> BRIEF
Search the entries below for "label" and copy each matching line.

** MATERIAL SUPPLIED follows **

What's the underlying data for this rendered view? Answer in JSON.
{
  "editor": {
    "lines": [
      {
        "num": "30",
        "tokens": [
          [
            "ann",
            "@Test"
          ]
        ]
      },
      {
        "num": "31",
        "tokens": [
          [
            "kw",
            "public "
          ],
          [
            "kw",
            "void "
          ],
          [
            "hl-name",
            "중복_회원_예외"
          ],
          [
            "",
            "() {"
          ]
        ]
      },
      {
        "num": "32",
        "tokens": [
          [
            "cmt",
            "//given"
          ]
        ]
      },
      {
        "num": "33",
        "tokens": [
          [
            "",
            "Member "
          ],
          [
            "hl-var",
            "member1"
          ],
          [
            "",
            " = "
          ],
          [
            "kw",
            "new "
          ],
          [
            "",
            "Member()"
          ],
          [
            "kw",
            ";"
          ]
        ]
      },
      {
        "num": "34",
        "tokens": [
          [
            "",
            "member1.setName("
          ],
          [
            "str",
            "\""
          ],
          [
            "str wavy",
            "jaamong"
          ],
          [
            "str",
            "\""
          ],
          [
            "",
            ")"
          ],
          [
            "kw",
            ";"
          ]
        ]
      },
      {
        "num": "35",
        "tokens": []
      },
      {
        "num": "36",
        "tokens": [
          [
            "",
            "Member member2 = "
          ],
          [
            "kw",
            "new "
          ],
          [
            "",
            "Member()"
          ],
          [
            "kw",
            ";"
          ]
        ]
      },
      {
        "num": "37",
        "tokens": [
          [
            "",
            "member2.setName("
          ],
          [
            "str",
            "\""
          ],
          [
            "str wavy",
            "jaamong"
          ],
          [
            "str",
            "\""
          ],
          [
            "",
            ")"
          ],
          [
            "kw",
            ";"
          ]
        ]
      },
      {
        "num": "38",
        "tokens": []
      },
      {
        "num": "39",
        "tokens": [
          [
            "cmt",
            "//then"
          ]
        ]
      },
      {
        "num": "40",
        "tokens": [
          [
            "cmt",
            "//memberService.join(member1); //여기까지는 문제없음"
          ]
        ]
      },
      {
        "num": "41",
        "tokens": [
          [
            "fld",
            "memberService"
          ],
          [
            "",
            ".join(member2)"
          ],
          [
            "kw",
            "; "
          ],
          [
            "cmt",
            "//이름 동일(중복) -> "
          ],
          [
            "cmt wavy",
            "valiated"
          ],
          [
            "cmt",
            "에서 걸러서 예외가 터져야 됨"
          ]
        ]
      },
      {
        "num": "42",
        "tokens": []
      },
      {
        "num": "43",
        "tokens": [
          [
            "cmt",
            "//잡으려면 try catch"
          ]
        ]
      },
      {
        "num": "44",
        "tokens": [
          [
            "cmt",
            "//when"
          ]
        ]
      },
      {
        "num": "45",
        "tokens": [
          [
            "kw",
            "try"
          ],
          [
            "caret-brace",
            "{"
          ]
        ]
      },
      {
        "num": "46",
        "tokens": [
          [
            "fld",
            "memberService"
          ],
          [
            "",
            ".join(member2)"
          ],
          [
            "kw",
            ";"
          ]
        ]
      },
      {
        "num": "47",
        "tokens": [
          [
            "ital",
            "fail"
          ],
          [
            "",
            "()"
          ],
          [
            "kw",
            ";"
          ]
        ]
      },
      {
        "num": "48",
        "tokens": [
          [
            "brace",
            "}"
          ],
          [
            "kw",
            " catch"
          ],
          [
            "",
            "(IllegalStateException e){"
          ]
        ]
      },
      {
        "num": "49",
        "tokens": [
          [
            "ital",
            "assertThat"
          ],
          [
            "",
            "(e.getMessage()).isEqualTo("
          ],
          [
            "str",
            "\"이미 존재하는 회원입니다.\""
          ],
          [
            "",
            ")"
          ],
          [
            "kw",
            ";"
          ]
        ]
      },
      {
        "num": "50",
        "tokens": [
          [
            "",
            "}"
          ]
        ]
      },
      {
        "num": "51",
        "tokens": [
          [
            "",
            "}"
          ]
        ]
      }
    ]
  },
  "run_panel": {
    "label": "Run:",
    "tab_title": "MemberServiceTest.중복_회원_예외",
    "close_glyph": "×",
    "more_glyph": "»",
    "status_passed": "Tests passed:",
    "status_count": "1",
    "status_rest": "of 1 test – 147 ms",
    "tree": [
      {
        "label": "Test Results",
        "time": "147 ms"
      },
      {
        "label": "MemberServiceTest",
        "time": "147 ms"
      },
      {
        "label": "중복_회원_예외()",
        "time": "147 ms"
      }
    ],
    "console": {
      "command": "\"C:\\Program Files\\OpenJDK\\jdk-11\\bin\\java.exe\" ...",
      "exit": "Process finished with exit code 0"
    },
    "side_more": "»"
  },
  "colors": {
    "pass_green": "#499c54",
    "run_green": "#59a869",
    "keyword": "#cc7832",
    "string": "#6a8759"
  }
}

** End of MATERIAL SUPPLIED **

> SOLUTION FOR THIS PROBLEM
    "label": "Run:",
        "label": "Test Results",
        "label": "MemberServiceTest",
        "label": "중복_회원_예외()",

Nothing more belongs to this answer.